> **TASK ITEM**:
Among the records, which lines include "desc"? List them.

________________

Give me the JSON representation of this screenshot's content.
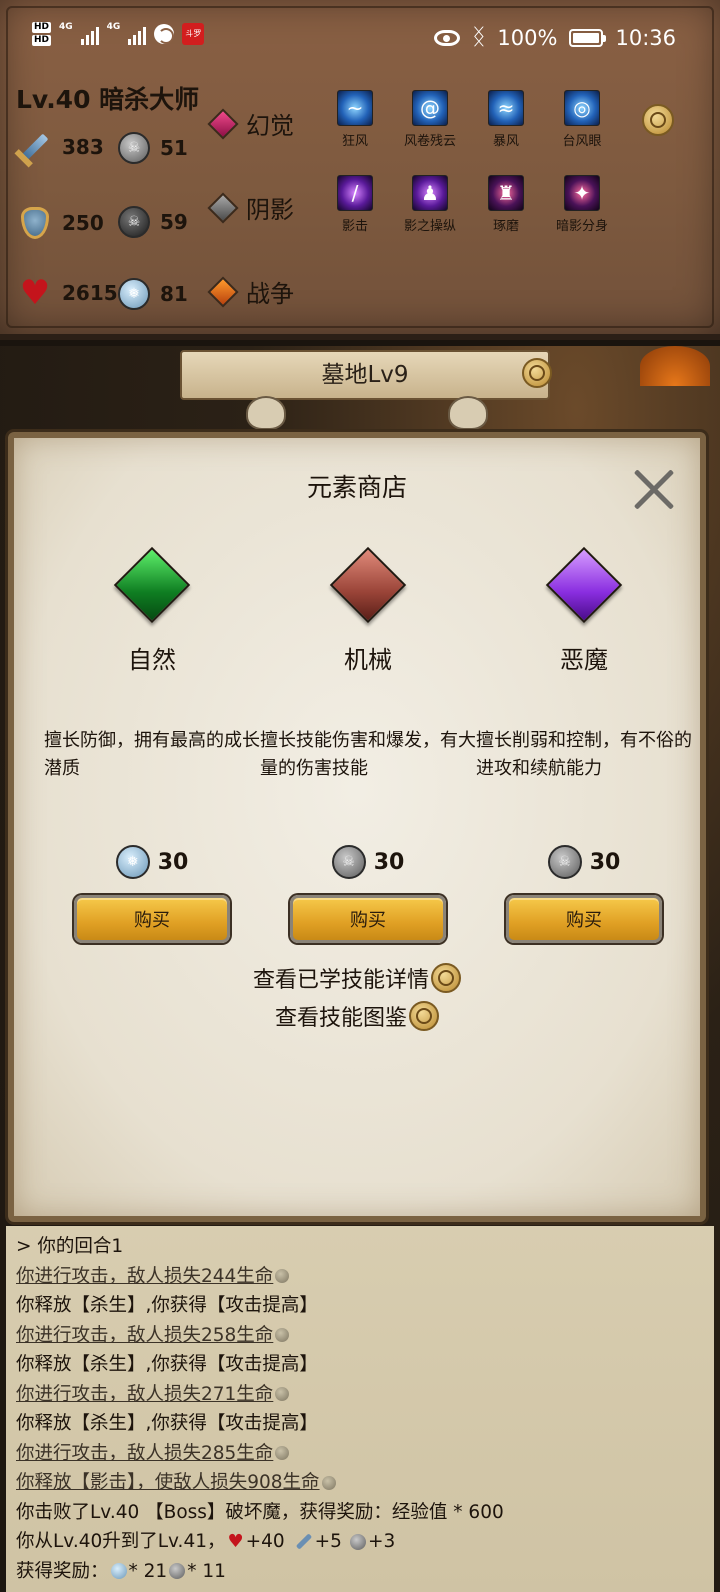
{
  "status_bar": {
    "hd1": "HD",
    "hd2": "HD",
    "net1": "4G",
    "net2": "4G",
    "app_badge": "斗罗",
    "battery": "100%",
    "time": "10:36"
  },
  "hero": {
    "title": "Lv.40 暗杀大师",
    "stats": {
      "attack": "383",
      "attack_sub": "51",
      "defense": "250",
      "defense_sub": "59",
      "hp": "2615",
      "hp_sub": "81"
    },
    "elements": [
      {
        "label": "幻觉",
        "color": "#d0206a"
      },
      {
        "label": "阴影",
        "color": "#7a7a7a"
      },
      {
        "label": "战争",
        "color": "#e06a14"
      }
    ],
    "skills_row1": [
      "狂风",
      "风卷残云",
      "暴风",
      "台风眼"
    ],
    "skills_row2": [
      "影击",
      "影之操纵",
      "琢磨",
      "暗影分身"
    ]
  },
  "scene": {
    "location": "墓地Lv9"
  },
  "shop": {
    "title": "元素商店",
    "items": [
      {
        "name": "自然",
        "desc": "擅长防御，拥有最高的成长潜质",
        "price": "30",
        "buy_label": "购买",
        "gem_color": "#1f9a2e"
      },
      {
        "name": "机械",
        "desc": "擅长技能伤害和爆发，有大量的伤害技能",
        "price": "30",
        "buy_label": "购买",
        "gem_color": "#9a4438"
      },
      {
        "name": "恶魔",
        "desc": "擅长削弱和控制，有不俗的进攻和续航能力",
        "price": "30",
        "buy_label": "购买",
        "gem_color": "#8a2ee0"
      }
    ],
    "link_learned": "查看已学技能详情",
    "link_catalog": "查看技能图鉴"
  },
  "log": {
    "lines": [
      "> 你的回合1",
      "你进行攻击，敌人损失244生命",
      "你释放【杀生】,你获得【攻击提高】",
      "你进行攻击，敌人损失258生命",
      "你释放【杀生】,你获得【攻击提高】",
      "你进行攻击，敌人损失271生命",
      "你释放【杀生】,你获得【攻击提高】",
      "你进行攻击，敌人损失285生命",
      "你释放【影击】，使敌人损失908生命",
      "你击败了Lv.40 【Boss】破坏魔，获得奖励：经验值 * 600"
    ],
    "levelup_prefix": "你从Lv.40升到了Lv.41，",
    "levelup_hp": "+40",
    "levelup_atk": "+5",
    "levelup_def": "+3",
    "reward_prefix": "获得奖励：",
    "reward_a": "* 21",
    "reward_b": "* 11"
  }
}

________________

> **SOLUTION BELOW**:
        "desc": "擅长防御，拥有最高的成长潜质",
        "desc": "擅长技能伤害和爆发，有大量的伤害技能",
        "desc": "擅长削弱和控制，有不俗的进攻和续航能力",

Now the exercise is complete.